App and web page records:
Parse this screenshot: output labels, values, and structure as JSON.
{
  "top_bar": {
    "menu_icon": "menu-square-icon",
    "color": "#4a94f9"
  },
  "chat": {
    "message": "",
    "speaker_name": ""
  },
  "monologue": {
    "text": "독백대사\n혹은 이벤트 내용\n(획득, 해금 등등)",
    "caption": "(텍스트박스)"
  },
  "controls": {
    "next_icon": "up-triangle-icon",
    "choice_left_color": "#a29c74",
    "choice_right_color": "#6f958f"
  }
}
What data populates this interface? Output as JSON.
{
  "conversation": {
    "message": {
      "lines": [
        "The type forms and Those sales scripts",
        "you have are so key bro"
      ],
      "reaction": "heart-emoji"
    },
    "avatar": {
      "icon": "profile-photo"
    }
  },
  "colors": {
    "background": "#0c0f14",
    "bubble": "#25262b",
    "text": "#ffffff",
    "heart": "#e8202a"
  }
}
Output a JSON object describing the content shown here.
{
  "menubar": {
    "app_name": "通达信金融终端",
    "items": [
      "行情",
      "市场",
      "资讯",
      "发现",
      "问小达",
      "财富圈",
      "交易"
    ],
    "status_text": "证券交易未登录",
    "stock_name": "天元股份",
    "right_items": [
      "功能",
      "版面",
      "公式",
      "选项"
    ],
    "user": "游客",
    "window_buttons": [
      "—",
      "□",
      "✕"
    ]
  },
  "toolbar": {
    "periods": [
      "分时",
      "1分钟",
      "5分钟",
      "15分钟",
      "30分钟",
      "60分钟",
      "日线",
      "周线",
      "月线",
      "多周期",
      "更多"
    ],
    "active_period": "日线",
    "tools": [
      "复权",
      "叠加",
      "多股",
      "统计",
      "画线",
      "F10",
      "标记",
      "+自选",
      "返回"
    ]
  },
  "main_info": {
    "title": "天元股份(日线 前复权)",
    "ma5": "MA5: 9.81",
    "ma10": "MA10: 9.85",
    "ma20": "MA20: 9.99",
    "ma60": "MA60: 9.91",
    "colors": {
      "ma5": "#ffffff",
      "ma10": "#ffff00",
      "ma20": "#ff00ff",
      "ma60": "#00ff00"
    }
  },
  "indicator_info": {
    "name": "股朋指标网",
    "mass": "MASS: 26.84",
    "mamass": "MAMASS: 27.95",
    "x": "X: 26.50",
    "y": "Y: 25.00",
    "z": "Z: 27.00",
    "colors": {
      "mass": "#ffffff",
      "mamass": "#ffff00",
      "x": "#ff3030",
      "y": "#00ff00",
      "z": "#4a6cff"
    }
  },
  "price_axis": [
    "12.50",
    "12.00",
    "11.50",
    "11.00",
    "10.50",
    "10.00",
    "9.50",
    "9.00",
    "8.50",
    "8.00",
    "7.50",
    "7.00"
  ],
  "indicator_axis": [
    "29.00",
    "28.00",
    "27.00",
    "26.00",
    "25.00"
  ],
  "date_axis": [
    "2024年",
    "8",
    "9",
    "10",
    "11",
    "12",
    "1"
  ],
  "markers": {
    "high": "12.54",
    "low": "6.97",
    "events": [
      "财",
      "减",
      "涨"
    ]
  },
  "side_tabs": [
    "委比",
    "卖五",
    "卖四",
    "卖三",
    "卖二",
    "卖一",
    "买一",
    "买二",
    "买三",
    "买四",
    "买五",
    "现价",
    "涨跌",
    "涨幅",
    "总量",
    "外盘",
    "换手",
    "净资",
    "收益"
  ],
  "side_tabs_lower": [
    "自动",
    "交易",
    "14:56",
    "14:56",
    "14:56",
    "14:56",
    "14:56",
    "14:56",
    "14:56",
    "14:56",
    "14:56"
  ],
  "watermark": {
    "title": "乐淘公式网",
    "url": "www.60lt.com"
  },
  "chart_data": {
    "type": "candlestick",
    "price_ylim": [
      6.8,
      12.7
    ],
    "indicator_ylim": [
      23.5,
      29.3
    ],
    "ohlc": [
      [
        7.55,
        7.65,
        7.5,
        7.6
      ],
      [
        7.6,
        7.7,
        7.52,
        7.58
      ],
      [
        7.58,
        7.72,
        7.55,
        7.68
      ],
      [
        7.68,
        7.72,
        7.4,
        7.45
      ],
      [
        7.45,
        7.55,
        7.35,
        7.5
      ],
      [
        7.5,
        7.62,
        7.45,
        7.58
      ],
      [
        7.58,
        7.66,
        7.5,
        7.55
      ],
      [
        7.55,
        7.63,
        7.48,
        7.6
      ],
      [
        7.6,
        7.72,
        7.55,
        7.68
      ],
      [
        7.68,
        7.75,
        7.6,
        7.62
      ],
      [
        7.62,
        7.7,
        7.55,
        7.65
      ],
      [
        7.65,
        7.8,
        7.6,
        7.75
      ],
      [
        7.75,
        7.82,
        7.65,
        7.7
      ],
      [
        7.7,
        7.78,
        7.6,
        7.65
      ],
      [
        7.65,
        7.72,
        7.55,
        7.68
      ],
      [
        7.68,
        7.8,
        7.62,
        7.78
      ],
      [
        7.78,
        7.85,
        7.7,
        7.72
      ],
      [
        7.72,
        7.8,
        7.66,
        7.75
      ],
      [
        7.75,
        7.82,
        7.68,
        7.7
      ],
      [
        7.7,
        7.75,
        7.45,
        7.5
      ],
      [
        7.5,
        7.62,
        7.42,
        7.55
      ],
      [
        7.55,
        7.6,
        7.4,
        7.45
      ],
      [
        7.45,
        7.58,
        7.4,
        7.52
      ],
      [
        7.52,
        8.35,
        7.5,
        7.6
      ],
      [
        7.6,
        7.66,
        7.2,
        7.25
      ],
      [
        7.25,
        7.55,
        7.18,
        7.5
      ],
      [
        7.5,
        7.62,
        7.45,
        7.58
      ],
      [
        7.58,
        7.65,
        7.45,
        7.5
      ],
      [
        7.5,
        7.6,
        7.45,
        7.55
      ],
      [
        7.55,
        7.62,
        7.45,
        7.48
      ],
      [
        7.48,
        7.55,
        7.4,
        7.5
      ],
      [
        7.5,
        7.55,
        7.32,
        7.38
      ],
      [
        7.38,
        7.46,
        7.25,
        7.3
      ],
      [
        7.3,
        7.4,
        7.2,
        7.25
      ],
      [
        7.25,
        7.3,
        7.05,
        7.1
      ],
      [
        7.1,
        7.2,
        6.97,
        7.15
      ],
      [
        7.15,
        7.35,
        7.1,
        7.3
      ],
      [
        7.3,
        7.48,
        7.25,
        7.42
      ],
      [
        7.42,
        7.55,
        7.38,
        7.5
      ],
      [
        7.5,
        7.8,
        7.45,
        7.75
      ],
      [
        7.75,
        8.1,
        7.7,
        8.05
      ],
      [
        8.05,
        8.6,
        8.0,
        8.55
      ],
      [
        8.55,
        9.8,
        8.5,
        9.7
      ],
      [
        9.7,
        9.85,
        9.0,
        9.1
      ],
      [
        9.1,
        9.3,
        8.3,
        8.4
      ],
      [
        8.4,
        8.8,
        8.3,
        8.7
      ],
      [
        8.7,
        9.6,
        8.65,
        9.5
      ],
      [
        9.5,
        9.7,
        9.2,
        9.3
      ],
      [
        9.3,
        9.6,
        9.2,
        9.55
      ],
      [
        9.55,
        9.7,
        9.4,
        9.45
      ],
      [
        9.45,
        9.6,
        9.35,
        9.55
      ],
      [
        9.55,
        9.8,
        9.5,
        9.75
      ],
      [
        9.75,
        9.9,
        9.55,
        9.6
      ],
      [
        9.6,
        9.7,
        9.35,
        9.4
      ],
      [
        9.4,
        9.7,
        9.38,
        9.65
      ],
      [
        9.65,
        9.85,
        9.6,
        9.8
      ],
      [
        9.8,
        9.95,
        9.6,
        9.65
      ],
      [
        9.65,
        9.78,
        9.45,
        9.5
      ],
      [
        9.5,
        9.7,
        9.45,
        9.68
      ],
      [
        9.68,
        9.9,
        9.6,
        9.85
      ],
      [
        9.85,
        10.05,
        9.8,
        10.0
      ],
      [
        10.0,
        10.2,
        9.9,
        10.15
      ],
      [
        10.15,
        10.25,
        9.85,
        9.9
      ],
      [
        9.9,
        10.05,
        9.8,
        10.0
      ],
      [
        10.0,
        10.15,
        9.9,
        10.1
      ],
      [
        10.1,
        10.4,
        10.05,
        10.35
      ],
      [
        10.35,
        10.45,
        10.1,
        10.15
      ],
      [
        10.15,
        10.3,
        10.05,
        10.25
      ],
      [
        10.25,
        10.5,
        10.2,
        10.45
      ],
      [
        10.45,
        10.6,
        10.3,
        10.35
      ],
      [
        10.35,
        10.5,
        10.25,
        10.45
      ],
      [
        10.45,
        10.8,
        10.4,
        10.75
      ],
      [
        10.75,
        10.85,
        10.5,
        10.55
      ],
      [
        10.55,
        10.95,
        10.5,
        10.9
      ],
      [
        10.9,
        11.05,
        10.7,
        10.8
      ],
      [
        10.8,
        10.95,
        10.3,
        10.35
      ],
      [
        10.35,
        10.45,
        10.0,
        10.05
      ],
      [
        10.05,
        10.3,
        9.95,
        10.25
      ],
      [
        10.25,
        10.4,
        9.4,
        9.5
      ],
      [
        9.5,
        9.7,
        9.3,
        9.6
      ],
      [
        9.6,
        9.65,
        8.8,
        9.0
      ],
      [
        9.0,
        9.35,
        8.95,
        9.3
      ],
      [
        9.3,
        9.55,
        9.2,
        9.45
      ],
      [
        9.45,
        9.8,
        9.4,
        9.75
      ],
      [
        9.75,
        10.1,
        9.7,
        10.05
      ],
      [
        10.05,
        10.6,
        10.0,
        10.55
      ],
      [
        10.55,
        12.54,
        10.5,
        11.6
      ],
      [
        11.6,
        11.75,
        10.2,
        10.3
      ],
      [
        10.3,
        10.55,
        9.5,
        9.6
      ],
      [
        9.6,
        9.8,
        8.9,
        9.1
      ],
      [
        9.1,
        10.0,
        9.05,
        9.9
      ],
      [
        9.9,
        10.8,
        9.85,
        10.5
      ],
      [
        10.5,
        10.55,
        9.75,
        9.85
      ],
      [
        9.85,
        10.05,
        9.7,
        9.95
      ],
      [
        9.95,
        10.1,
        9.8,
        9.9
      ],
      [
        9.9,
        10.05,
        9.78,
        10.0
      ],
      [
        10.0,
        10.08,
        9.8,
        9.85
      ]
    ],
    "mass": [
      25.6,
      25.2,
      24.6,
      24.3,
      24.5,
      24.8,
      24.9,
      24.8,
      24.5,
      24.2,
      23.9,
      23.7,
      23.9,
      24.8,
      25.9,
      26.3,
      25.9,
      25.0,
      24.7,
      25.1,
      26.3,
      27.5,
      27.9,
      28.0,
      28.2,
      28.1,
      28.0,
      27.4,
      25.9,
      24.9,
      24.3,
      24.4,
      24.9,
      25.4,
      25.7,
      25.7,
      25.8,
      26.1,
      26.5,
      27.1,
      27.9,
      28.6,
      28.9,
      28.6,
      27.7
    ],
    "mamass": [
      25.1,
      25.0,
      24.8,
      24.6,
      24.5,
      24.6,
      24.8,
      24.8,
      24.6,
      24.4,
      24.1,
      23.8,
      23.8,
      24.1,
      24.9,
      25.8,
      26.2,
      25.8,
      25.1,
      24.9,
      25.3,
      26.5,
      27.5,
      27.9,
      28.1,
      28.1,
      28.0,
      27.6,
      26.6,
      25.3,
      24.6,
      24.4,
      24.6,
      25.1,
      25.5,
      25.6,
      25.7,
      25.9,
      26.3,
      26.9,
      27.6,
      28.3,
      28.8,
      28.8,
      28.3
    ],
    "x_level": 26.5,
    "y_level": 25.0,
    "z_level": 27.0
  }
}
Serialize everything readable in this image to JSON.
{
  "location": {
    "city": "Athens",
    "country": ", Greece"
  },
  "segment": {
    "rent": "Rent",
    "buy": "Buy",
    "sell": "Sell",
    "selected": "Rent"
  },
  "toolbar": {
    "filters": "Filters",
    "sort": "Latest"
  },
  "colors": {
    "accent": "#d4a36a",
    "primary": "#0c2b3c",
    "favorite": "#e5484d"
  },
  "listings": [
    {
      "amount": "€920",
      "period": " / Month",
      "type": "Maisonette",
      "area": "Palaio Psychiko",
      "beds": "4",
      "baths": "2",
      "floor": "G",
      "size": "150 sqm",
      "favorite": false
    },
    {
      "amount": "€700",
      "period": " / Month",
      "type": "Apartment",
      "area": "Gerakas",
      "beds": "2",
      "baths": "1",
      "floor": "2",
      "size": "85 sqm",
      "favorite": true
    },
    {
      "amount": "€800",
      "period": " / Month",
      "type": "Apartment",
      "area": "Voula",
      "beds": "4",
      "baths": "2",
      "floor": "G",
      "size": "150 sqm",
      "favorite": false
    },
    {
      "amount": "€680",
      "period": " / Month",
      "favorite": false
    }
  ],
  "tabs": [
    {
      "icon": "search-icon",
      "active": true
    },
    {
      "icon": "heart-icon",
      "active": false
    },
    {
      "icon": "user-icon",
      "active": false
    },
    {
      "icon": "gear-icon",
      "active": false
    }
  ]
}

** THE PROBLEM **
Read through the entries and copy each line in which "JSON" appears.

** EXERCISE SOLUTION **
Parse this screenshot: output labels, values, and structure as JSON.
What data populates this interface? Output as JSON.
Output a JSON object describing the content shown here.
Serialize everything readable in this image to JSON.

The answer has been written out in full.